In addition to the Mets garnering their first walkoff win last night, Jason Isringhausen tossed a scoreless inning, allowing a bloop single while striking out a batter. The performance itself wasn’t particularly remarkable, but during the season, Izzy certainly has been. He’s now made 30 appearances, after not pitching at all in 2010, and has a 2.96 ERA and 1.110 WHIP to go along with 21 strikeouts in 24.1 innings. It’s fair to say he’s exceeded expectations.
Of course he’s also had a few rough outings, but overall he’s been one of the more consistent members of the bullpen at the age of 38. If the Amazins are going to hold it together, they need the most successful member of Generation K to pitch well. So to Terry Collins, I offer this suggestion: if you want to maximize Izzy’s effectiveness throughout the season, you must minimize the times he pitches on back to back days.
What I’m saying is not earth shattering; it’s no secret older players need more rest and relievers are no exception. But given his history of injury, it’s imperative to not throw Isringhausen out there on consecutive days unless absolutely necessary, or if the first outing was particularly short (and even then, warming up in the bullpen still requires some energy). This season, Izzy has been far better when given at least one day off after pitching (the sample size is admittedly small, but a reliever’s career is based on small sample size and the ability to perform well for very short periods of time at once).
Currently, opponents are batting .195/.281/.360 off Isringhausen. When pitching on consecutive days, that line jumps up to .222/.417/.444 (the average is still relatively low, but the jump in OPS is pretty substantial). Most notably, Izzy suffers from more control problems with zero days off. Out of the ten batters he’s walked this season, six of them have come when pitching on back to back games, and he only has four strikeouts. Maybe by coincidence, he’s also allowed four of his seven stolen bases during these appearances as well. Conversely, after pitching with just one day off, opponents are hitting .154/.185/.269 with just one walk against eight strikeouts. The numbers are similar with increased rest. Izzy’s previous appearance before last night was on June 16th against Atlanta. After David DeJesus blooped a single, stole second and advanced on a throwing error by Ronny Paulino, Isringhausen struck out Jemile Weeks with a beautiful curveball to eliminate the threat and keep the game tied.
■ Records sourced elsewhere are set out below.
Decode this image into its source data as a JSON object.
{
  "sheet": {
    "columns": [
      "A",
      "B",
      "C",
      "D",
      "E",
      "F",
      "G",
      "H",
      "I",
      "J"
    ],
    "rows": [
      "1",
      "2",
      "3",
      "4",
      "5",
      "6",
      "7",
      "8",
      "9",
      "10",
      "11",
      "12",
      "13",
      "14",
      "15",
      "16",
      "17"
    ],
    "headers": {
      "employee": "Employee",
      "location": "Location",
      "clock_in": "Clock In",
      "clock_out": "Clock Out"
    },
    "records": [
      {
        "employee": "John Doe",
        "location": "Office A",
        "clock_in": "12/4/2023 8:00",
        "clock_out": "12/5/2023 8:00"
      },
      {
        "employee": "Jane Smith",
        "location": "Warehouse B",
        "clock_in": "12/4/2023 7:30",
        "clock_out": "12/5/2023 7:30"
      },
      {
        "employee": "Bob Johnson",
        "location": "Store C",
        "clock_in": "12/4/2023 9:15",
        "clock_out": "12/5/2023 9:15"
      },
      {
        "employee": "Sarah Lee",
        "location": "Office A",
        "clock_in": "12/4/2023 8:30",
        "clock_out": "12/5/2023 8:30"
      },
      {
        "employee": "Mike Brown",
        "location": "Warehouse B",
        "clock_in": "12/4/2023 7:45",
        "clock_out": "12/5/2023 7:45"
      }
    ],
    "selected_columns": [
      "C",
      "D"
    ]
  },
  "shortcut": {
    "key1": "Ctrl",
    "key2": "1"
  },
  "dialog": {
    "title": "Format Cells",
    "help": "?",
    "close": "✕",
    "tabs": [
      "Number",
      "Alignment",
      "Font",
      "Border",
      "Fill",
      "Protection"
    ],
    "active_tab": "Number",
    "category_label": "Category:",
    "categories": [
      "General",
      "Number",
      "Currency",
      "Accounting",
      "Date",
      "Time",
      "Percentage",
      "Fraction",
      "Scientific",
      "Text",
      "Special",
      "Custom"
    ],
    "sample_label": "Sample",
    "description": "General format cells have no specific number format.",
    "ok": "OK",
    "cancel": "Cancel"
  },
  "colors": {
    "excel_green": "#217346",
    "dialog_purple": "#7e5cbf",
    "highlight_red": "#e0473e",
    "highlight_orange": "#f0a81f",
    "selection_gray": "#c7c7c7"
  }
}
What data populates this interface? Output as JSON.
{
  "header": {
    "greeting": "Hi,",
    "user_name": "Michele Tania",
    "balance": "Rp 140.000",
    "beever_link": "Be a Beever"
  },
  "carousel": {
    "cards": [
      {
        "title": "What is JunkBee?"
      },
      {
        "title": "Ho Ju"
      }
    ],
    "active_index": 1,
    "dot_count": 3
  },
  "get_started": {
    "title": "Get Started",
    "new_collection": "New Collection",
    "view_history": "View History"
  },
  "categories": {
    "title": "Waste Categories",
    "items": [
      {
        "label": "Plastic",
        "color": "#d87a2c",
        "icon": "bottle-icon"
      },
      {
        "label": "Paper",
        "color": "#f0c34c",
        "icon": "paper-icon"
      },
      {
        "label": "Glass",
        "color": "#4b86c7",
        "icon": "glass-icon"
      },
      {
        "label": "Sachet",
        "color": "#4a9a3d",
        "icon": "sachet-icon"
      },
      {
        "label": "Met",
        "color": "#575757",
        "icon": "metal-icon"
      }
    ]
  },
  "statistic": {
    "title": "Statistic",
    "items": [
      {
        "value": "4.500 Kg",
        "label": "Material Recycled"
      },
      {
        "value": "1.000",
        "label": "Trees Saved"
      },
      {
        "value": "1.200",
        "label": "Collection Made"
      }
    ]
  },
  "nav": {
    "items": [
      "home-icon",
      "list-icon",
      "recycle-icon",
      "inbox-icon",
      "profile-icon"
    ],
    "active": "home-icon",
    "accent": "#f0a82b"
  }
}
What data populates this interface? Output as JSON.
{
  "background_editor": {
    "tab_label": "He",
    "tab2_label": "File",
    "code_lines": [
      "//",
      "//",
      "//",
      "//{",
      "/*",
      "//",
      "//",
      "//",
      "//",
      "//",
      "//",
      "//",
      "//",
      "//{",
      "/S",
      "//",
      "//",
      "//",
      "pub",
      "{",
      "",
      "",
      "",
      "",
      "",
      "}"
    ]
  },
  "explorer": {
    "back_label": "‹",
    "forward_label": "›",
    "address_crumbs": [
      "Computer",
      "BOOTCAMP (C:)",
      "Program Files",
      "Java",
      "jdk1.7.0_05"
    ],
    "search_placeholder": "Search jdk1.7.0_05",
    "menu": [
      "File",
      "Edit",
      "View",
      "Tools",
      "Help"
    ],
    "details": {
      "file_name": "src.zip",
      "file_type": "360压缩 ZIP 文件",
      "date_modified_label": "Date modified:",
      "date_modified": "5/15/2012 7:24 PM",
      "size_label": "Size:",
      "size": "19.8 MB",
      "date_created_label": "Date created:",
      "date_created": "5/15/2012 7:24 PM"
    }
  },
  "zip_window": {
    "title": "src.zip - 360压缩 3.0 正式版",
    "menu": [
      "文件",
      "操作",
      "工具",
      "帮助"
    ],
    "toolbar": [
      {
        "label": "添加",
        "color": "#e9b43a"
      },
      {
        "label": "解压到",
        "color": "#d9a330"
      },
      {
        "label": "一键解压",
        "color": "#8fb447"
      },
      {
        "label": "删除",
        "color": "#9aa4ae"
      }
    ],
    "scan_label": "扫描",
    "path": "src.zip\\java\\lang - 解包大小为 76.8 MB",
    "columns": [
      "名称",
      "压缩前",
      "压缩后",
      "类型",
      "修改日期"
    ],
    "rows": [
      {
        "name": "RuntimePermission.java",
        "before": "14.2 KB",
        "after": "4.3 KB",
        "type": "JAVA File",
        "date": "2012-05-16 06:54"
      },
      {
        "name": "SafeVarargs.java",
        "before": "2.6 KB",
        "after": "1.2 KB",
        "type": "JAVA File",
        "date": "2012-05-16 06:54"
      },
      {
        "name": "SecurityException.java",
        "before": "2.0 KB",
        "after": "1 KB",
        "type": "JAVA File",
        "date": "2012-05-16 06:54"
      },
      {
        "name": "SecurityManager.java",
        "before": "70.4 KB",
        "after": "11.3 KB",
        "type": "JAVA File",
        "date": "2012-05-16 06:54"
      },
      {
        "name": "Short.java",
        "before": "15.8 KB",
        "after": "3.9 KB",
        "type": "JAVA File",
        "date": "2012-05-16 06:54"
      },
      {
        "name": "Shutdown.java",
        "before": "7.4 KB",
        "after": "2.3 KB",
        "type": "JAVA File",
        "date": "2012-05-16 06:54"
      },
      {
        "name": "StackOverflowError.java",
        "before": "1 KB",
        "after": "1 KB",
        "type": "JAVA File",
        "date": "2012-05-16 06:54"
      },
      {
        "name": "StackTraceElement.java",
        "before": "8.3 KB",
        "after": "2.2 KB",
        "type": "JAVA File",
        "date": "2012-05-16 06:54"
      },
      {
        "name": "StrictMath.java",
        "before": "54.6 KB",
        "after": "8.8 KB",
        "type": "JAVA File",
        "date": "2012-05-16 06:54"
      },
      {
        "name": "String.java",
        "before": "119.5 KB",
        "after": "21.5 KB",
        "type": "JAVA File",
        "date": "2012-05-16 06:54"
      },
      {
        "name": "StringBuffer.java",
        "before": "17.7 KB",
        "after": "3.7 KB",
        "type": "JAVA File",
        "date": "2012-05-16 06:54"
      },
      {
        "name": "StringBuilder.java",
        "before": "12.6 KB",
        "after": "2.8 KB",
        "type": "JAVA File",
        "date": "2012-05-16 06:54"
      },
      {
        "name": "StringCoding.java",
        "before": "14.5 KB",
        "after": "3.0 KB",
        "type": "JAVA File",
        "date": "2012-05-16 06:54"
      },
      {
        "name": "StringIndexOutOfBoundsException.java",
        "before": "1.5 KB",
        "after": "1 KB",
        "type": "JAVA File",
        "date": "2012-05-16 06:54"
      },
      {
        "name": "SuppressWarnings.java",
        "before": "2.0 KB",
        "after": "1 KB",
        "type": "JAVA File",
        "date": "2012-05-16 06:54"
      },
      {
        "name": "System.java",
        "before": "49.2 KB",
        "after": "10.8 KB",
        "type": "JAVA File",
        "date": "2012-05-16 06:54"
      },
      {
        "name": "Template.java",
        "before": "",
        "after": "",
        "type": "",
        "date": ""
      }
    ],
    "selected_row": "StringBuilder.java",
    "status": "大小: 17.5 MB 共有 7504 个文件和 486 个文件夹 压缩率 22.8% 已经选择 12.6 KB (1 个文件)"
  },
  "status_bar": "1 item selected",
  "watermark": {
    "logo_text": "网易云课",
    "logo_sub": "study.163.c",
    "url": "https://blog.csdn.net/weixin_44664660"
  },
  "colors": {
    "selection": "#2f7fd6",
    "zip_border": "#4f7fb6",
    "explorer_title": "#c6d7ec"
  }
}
Collins has been better about using Isringhausen as of late and has given the righty plenty of rest. To those who say relievers should be able to pitch on back to back days regularly, I fully agree (they also should be able to go multiple innings and get lefties and righties out, but that’s another story). However, Izzy is no longer a typical reliever. While he was surely capable of pitching multiple days in a row in is youth (he had to since he often closed), those days are long gone. In order to get the most out of Isringhausen, he needs regular rest and simply can’t pitch on consecutive days too often.